Charles Bridge: Saint Lutgardis

Saint Lutgardis

Visitors to Prague are always surprised to learn that the avenue of saints keeping watch over Charles Bridge was never planned as a single architectural scheme. In fact the statues were created by no fewer than fifteen sculptors over a period of nearly 300 years ⁠— although the vast majority were erected between 1706 and 1730.

Principally a symbol of the power of the Catholic church in the wake of the Thirty Years’ War, the statues were also an indication of competing interests in the religious and social life of the region. Many were funded by the Jesuits, but other orders and institutions were equally keen to position themselves, literally, at this most historic of European river-crossings.

For example, this work of 1710 by the 26-year-old Matthias Bernhard Braun was the gift of the Abbot of Plasy, the major Cistercian abbey in the Czech lands.  It was intended to commemorate the young Flemish novice Lutgardis, who at the age of 17 reportedly experienced the first of several intimate encounters with the crucified Christ.
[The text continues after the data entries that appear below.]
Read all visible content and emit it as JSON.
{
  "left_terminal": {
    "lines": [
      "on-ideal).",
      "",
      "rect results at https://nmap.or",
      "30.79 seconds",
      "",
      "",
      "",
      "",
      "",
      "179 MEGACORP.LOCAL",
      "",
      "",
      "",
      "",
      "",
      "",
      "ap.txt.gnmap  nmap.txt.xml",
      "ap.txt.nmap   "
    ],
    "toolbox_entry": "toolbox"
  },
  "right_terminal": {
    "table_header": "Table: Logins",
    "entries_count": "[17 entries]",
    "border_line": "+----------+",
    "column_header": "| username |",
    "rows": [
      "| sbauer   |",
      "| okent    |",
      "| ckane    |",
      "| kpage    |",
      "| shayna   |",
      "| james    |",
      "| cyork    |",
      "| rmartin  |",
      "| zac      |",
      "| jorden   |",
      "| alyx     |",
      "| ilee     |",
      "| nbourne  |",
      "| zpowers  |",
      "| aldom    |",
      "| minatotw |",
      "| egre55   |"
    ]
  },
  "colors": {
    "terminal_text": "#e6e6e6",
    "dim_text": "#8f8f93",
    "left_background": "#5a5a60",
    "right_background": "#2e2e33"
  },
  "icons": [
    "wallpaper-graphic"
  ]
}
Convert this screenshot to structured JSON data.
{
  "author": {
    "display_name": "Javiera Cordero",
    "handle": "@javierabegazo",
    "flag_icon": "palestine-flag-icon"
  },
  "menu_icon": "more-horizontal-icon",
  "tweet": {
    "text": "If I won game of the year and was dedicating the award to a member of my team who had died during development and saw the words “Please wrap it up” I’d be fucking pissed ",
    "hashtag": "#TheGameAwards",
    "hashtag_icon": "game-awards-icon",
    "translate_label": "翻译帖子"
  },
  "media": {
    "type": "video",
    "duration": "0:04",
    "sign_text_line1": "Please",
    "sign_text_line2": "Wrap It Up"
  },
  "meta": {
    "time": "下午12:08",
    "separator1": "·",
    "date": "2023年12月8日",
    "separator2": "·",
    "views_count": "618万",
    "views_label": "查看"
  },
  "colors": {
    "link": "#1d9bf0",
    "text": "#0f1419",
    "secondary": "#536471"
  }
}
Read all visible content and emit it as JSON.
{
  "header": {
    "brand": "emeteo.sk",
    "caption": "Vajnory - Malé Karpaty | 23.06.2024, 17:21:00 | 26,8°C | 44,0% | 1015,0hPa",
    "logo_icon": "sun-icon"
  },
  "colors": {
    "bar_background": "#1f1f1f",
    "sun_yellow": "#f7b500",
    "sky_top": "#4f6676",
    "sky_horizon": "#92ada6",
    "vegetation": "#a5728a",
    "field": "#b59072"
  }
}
In the original legend, Jesus not only offers his wounds for the saint to kiss, but, in response to her devotion, physically exchanges his bleeding heart for hers. With one eye on his wider public audience, Braun must have decided to present a more modest account of her story; at the same time, it is that very understatement which generates the statue’s enduring tenderness and emotional power. It has been likened — with some justification — to Bernini’s Ecstasy of Saint Teresa, one of several probable inspirations for its young and talented author.

Like many of the statues, this is a modern copy — in this case by Jiří Novák and Bořivoj Rak, from 1995. The original is preserved in the Lapidarium of the National Museum, and a detail of it can be seen below: